7th Cir / Class Action

Replacement Vehicle Taxes and Fees Not Compulsory in a Total-Loss Claim

The Seveth Circuit Court of Appeals, in an opinion written by Chief Justice Sykes, applying Illinois law, affirmed the District Court’s dismissal of a proposed class action suit against Geico Casualty Company (“Geico”) for breach of contract finding that neither the underlying policy nor the Illinois Insurance Code requires payment of replacement vehicle tax and fees for a total-loss claim.

Plaintiff, Nathan Sigler, totaled his car in an accident and subsequently filed a claim with his car insurance company, Geico, for the loss. Geico’s adjuster determined the car to be a total loss and determined the base value of the car to be $3,151.95. Geico paid Sigler the base value less Sigler’s $500 deductible. Sigler contended that he was also entitled to sales tax and title and transfer fees for a replacement vehicle, even though he had not incurred those costs. He claimed that such costs are “always” part of “replacement cost” in a total-loss claim. Sigler filed suit in the Central District of Illinois proposing to represent a class of policyholders on a breach-of-contract claim against Geico for “systematically underpaying its insureds.”

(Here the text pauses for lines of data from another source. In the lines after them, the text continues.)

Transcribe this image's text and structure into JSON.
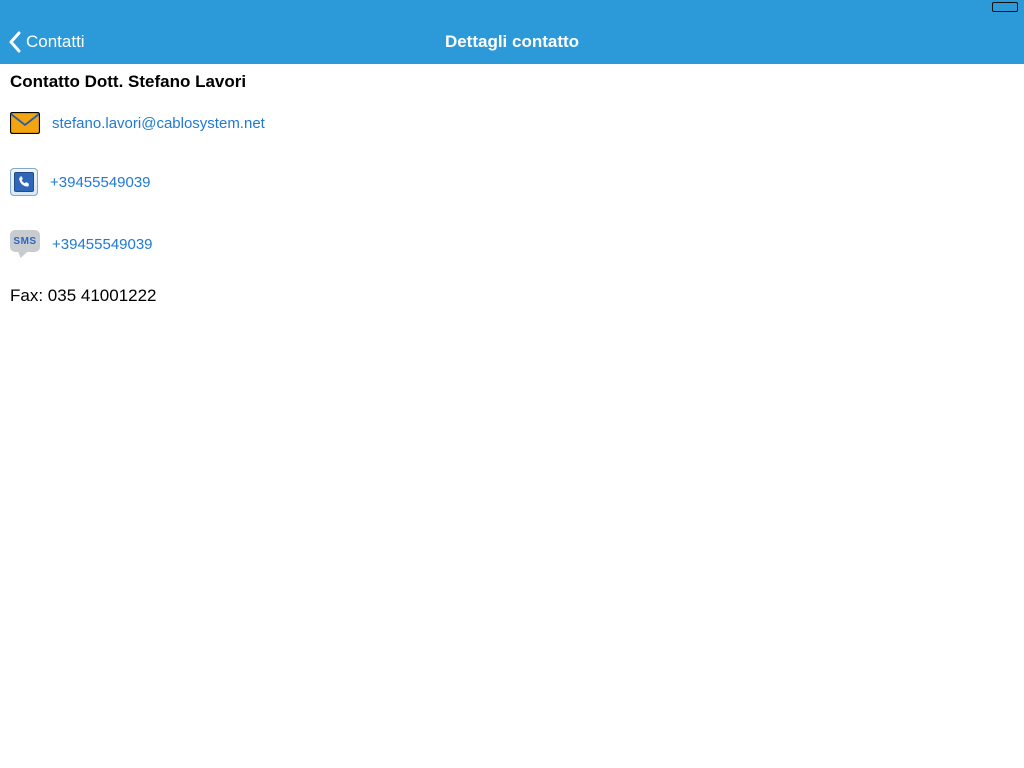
{
  "nav": {
    "back_label": "Contatti",
    "title": "Dettagli contatto"
  },
  "contact": {
    "name": "Contatto Dott. Stefano Lavori",
    "email": "stefano.lavori@cablosystem.net",
    "phone": "+39455549039",
    "sms": "+39455549039",
    "sms_icon_text": "SMS",
    "fax_label": "Fax: 035 41001222"
  }
}
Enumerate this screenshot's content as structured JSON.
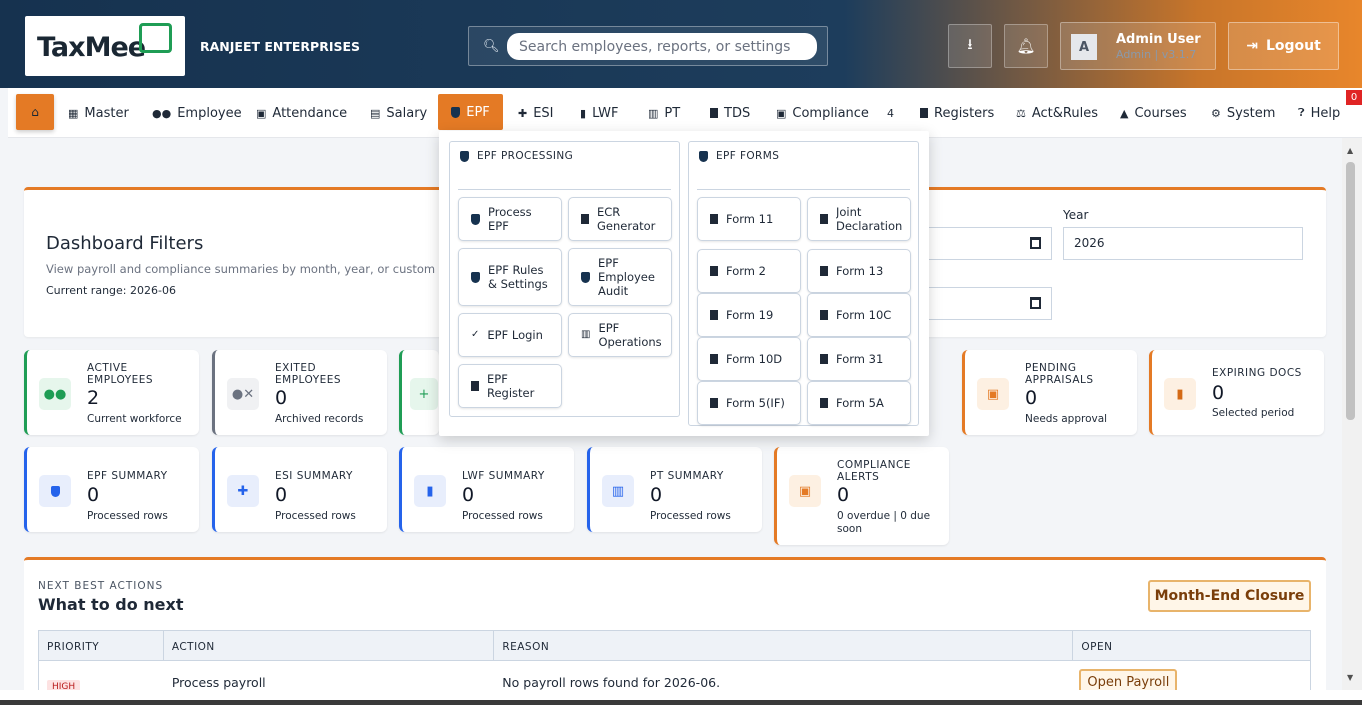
{
  "header": {
    "logo": "TaxMee",
    "company": "RANJEET ENTERPRISES",
    "search_placeholder": "Search employees, reports, or settings",
    "user_initial": "A",
    "user_name": "Admin User",
    "user_role": "Admin | v3.1.7",
    "logout_label": "Logout"
  },
  "nav": {
    "items": [
      {
        "label": "Master",
        "icon": "building-icon"
      },
      {
        "label": "Employee",
        "icon": "users-icon"
      },
      {
        "label": "Attendance",
        "icon": "calendar-icon"
      },
      {
        "label": "Salary",
        "icon": "wallet-icon"
      },
      {
        "label": "EPF",
        "icon": "shield-icon"
      },
      {
        "label": "ESI",
        "icon": "plus-icon"
      },
      {
        "label": "LWF",
        "icon": "bookmark-icon"
      },
      {
        "label": "PT",
        "icon": "briefcase-icon"
      },
      {
        "label": "TDS",
        "icon": "file-icon"
      },
      {
        "label": "Compliance",
        "icon": "calendar-check-icon",
        "badge": "4"
      },
      {
        "label": "Registers",
        "icon": "file-icon"
      },
      {
        "label": "Act&Rules",
        "icon": "scale-icon"
      },
      {
        "label": "Courses",
        "icon": "graduation-cap-icon"
      },
      {
        "label": "System",
        "icon": "gear-icon"
      },
      {
        "label": "Help",
        "icon": "question-icon"
      }
    ],
    "corner_badge": "0"
  },
  "filters": {
    "title": "Dashboard Filters",
    "subtitle": "View payroll and compliance summaries by month, year, or custom date",
    "range": "Current range: 2026-06",
    "year_label": "Year",
    "year_value": "2026"
  },
  "cards": [
    {
      "label": "ACTIVE EMPLOYEES",
      "value": "2",
      "sub": "Current workforce"
    },
    {
      "label": "EXITED EMPLOYEES",
      "value": "0",
      "sub": "Archived records"
    },
    {
      "label": "PENDING APPRAISALS",
      "value": "0",
      "sub": "Needs approval"
    },
    {
      "label": "EXPIRING DOCS",
      "value": "0",
      "sub": "Selected period"
    },
    {
      "label": "EPF SUMMARY",
      "value": "0",
      "sub": "Processed rows"
    },
    {
      "label": "ESI SUMMARY",
      "value": "0",
      "sub": "Processed rows"
    },
    {
      "label": "LWF SUMMARY",
      "value": "0",
      "sub": "Processed rows"
    },
    {
      "label": "PT SUMMARY",
      "value": "0",
      "sub": "Processed rows"
    },
    {
      "label": "COMPLIANCE ALERTS",
      "value": "0",
      "sub": "0 overdue | 0 due soon"
    }
  ],
  "actions": {
    "eyebrow": "NEXT BEST ACTIONS",
    "title": "What to do next",
    "month_end_label": "Month-End Closure",
    "columns": [
      "PRIORITY",
      "ACTION",
      "REASON",
      "OPEN"
    ],
    "rows": [
      {
        "priority": "HIGH",
        "action": "Process payroll",
        "reason": "No payroll rows found for 2026-06.",
        "open": "Open Payroll"
      }
    ]
  },
  "dropdown": {
    "processing_title": "EPF PROCESSING",
    "forms_title": "EPF FORMS",
    "processing": [
      {
        "label": "Process EPF",
        "icon": "shield-icon"
      },
      {
        "label": "ECR Generator",
        "icon": "file-icon"
      },
      {
        "label": "EPF Rules & Settings",
        "icon": "shield-icon"
      },
      {
        "label": "EPF Employee Audit",
        "icon": "shield-icon"
      },
      {
        "label": "EPF Login",
        "icon": "check-icon"
      },
      {
        "label": "EPF Operations",
        "icon": "briefcase-icon"
      },
      {
        "label": "EPF Register",
        "icon": "file-icon"
      }
    ],
    "forms": [
      {
        "label": "Form 11"
      },
      {
        "label": "Joint Declaration"
      },
      {
        "label": "Form 2"
      },
      {
        "label": "Form 13"
      },
      {
        "label": "Form 19"
      },
      {
        "label": "Form 10C"
      },
      {
        "label": "Form 10D"
      },
      {
        "label": "Form 31"
      },
      {
        "label": "Form 5(IF)"
      },
      {
        "label": "Form 5A"
      }
    ]
  },
  "colors": {
    "brand_dark": "#16324f",
    "accent_orange": "#e47a25",
    "green": "#1f9d55",
    "blue": "#2563eb"
  }
}
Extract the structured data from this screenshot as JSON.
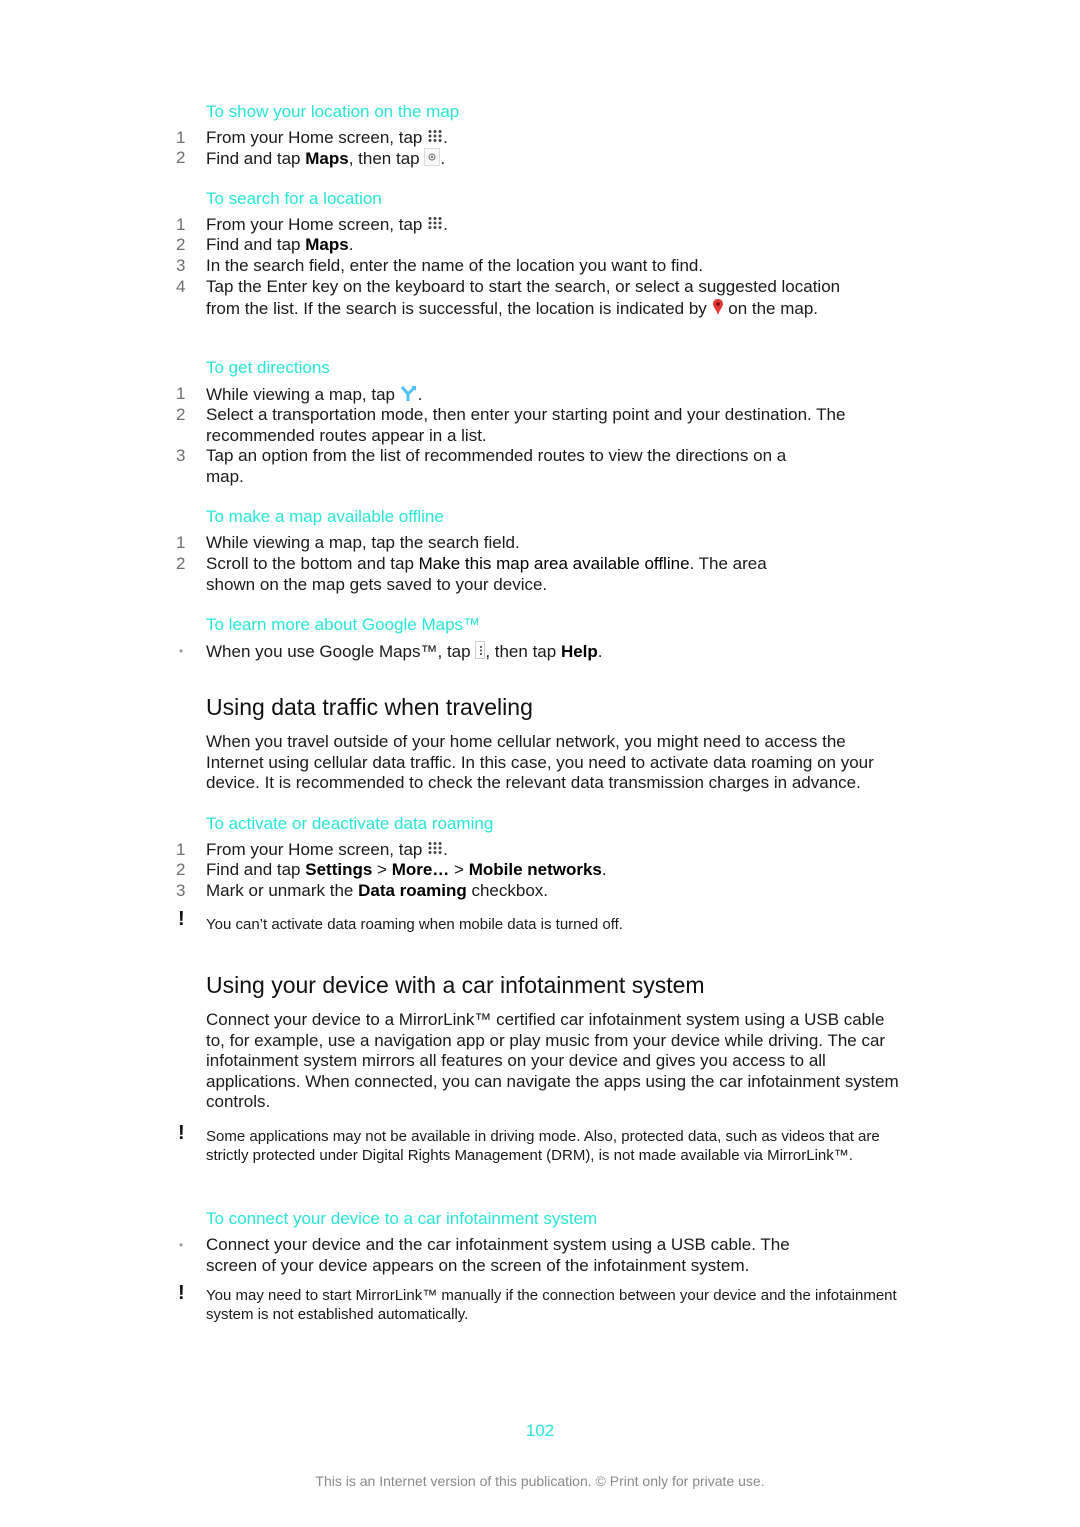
{
  "sections": {
    "show_location": {
      "title": "To show your location on the map",
      "steps": [
        {
          "num": "1",
          "pre": "From your Home screen, tap ",
          "icon": "apps-grid-icon",
          "post": "."
        },
        {
          "num": "2",
          "pre": "Find and tap ",
          "bold": "Maps",
          "mid": ", then tap ",
          "icon": "my-location-icon",
          "post": "."
        }
      ]
    },
    "search_location": {
      "title": "To search for a location",
      "steps": [
        {
          "num": "1",
          "pre": "From your Home screen, tap ",
          "icon": "apps-grid-icon",
          "post": "."
        },
        {
          "num": "2",
          "pre": "Find and tap ",
          "bold": "Maps",
          "post": "."
        },
        {
          "num": "3",
          "text": "In the search field, enter the name of the location you want to find."
        },
        {
          "num": "4",
          "pre": "Tap the Enter key on the keyboard to start the search, or select a suggested location from the list. If the search is successful, the location is indicated by ",
          "icon": "map-pin-icon",
          "post": " on the map."
        }
      ]
    },
    "get_directions": {
      "title": "To get directions",
      "steps": [
        {
          "num": "1",
          "pre": "While viewing a map, tap ",
          "icon": "directions-icon",
          "post": "."
        },
        {
          "num": "2",
          "text": "Select a transportation mode, then enter your starting point and your destination. The recommended routes appear in a list."
        },
        {
          "num": "3",
          "text": "Tap an option from the list of recommended routes to view the directions on a map."
        }
      ]
    },
    "offline": {
      "title": "To make a map available offline",
      "steps": [
        {
          "num": "1",
          "text": "While viewing a map, tap the search field."
        },
        {
          "num": "2",
          "pre": "Scroll to the bottom and tap ",
          "bold": "Make this map area available offline",
          "post": ". The area shown on the map gets saved to your device."
        }
      ]
    },
    "learn_more": {
      "title": "To learn more about Google Maps™",
      "bullet": {
        "pre": "When you use Google Maps™, tap ",
        "icon": "menu-icon",
        "mid": ", then tap ",
        "bold": "Help",
        "post": "."
      }
    },
    "data_traffic": {
      "heading": "Using data traffic when traveling",
      "paragraph": "When you travel outside of your home cellular network, you might need to access the Internet using cellular data traffic. In this case, you need to activate data roaming on your device. It is recommended to check the relevant data transmission charges in advance."
    },
    "roaming": {
      "title": "To activate or deactivate data roaming",
      "step1": {
        "num": "1",
        "pre": "From your Home screen, tap ",
        "post": "."
      },
      "step2": {
        "num": "2",
        "pre": "Find and tap ",
        "b1": "Settings",
        "sep1": " > ",
        "b2": "More…",
        "sep2": " > ",
        "b3": "Mobile networks",
        "post": "."
      },
      "step3": {
        "num": "3",
        "pre": "Mark or unmark the ",
        "bold": "Data roaming",
        "post": " checkbox."
      },
      "note": "You can’t activate data roaming when mobile data is turned off."
    },
    "car": {
      "heading": "Using your device with a car infotainment system",
      "paragraph": "Connect your device to a MirrorLink™ certified car infotainment system using a USB cable to, for example, use a navigation app or play music from your device while driving. The car infotainment system mirrors all features on your device and gives you access to all applications. When connected, you can navigate the apps using the car infotainment system controls.",
      "note1": "Some applications may not be available in driving mode. Also, protected data, such as videos that are strictly protected under Digital Rights Management (DRM), is not made available via MirrorLink™.",
      "connect_title": "To connect your device to a car infotainment system",
      "connect_bullet": "Connect your device and the car infotainment system using a USB cable. The screen of your device appears on the screen of the infotainment system.",
      "note2": "You may need to start MirrorLink™ manually if the connection between your device and the infotainment system is not established automatically."
    }
  },
  "page_number": "102",
  "footer": "This is an Internet version of this publication. © Print only for private use.",
  "colors": {
    "accent": "#28e6d6",
    "pin": "#e53935",
    "directions": "#4fc3f7"
  },
  "bullet_glyph": "•",
  "note_glyph": "!"
}
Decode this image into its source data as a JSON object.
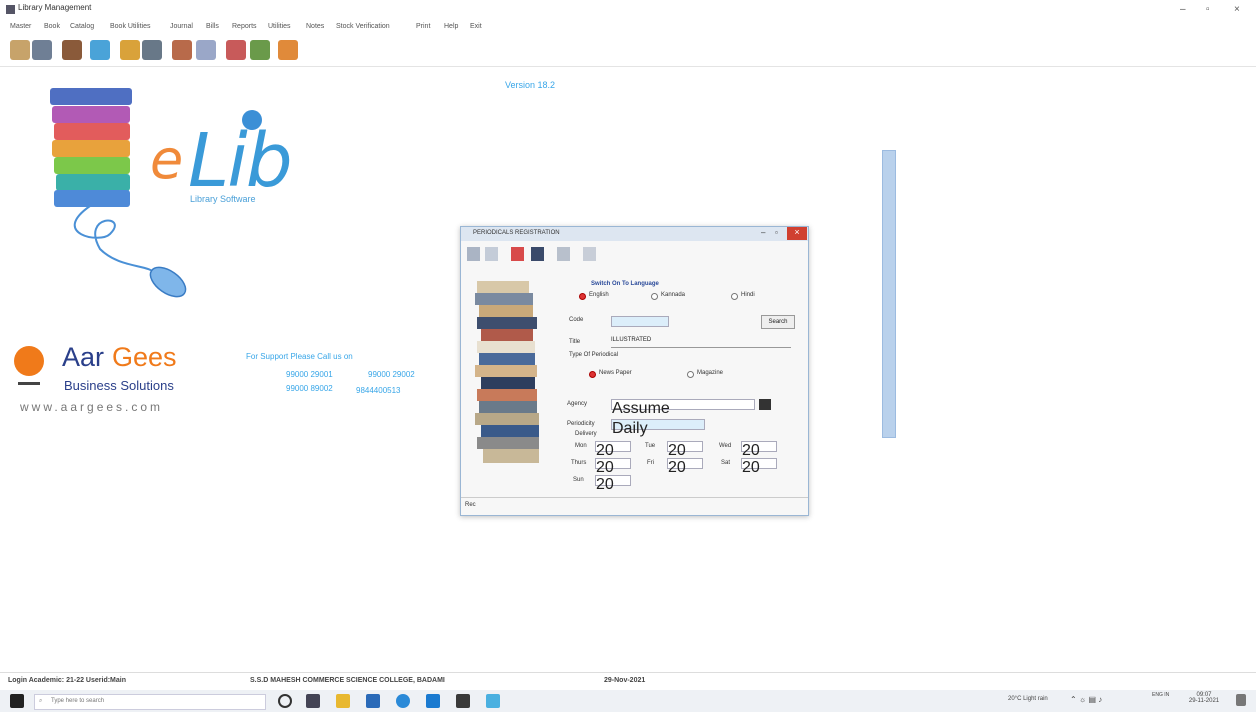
{
  "window": {
    "title": "Library Management",
    "controls": [
      "–",
      "▫",
      "×"
    ]
  },
  "menu": [
    "Master",
    "Book",
    "Catalog",
    "Book Utilities",
    "Journal",
    "Bills",
    "Reports",
    "Utilities",
    "Notes",
    "Stock Verification",
    "Print",
    "Help",
    "Exit"
  ],
  "version": "Version 18.2",
  "logo": {
    "prefix": "e",
    "name": "Lib",
    "tagline": "Library Software",
    "company_first": "Aar",
    "company_second": "Gees",
    "company_sub": "Business Solutions",
    "website": "www.aargees.com"
  },
  "support": {
    "heading": "For Support Please Call us on",
    "numbers": [
      "99000 29001",
      "99000 29002",
      "99000 89002",
      "9844400513"
    ]
  },
  "dialog": {
    "title": "PERIODICALS REGISTRATION",
    "controls": [
      "–",
      "▫",
      "×"
    ],
    "lang_heading": "Switch On To Language",
    "languages": [
      "English",
      "Kannada",
      "Hindi"
    ],
    "code_label": "Code",
    "code_value": "",
    "search_label": "Search",
    "title_label": "Title",
    "title_value": "ILLUSTRATED",
    "type_heading": "Type Of Periodical",
    "types": [
      "News Paper",
      "Magazine"
    ],
    "agency_label": "Agency",
    "agency_value": "Assume",
    "periodicity_label": "Periodicity",
    "periodicity_value": "Daily",
    "delivery_heading": "Delivery",
    "days": [
      {
        "label": "Mon",
        "value": "20"
      },
      {
        "label": "Tue",
        "value": "20"
      },
      {
        "label": "Wed",
        "value": "20"
      },
      {
        "label": "Thurs",
        "value": "20"
      },
      {
        "label": "Fri",
        "value": "20"
      },
      {
        "label": "Sat",
        "value": "20"
      }
    ],
    "sun_label": "Sun",
    "sun_value": "20",
    "status": "Rec"
  },
  "status_bar": {
    "login": "Login Academic: 21-22  Userid:Main",
    "college": "S.S.D MAHESH COMMERCE SCIENCE COLLEGE, BADAMI",
    "date": "29-Nov-2021"
  },
  "taskbar": {
    "search_placeholder": "Type here to search",
    "weather": "20°C Light rain",
    "lang": "ENG IN",
    "time": "09:07",
    "date": "29-11-2021"
  },
  "colors": {
    "accent_blue": "#3a9ad8",
    "accent_orange": "#f08a3a",
    "link_blue": "#38a6e8"
  }
}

Geico moved to dismiss for failure to state a claim. According to Geico, the “policy’s coverage provisions could [not] reasonably be interpreted as a promise to reimburse Sigler for vehicle-replacement costs that he had not incurred.” Geico also argued that the Illinois Insurance Code, incorporated into the policy as a matter of law, required reimbursement “only if the insured ha[d] purchased or leased a replacement vehicle and can document that he paid taxes and transfer fees.” Sigler failed to prove that he leased or purchased another vehicle, thereby obviating any possible need for Geico to pay tax-related expenses and fees.

Judge Mihm of the District Court granted Geico’s motion to dismiss and gave Sigler the opportunity to file a second amended complaint, provided there was a “good faith basis.” When the deadline passed without a filing, Judge Mihm entered final judgment in favor of Geico. Sigler appealed.

The Seventh Circuit affirmed the District Court’s ruling. The Seventh Circuit agreed with Geico that the insurance policy could not be reasonably interpreted as requiring it to reimburse Sigler for vehicle-replacement costs that he had not incurred. “[T]he coverage-granting language says only that [Geico] will pay for the ‘collision loss to the owned or non-owned auto,’ with ‘loss’ defined as ‘direct and accidental loss of or damage to’ an insured vehicle or ‘[o]ther insured property.’”

Geico’s “Limit of Liability” places a ceiling on its payment obligation: “The limit of our liability for loss … [i]s the actual cash value of the property at the time of the loss. ‘Actual cash value’ is defined as ‘the replacement cost of the auto or property less depreciation or betterment.’” The policy did not define “replacement cost.” The Seventh Circuit was unpersuaded by Sigler’s argument that because one cannot replace their car without paying sales tax, Geico must pay him for the necessary expense even if he had not purchased a new car.

The Seventh Circuit categorically rejected Sigler’s assertion, noting that his argument “misconstrues a limitation on liability as a promise to pay…. Sigler mistakes a liability ceiling for a floor. The ‘Limit of Liability’ section of the policy doesn’t promise to pay these costs regardless of whether the insured incurs them; it simply describes the most that [Geico] will pay in the event of a covered loss.”

The Seventh Circuit likewise rejected Sigler’s argument that because Geico cannot point to unambiguous language that excludes coverage for these costs, the policy should be interpreted in favor of coverage. Justice Sykes wrote: “That gets things backward. Analysis of exclusions does not come into play unless these costs are encompassed within [Geico]’s basic coverage grant in the first instance; an insurance policy does not need to exclude coverage for something that it does not cover to begin with.”

Finally, the Seventh Circuit found that even if Siegler had submitted proof of loss related to taxes and fees, under the Illinois Insurance Code, for a total-loss claim, an insurer may pay sales tax and title and tag transfer fees, but it is not required to do so. A “straightforward reading of Geico’s policy and the incorporated regulation defeats Sigler’s claim[.]” Sigler v. Geico Casualty Co., No. 19-2272 (7th Cir. July 24, 2020).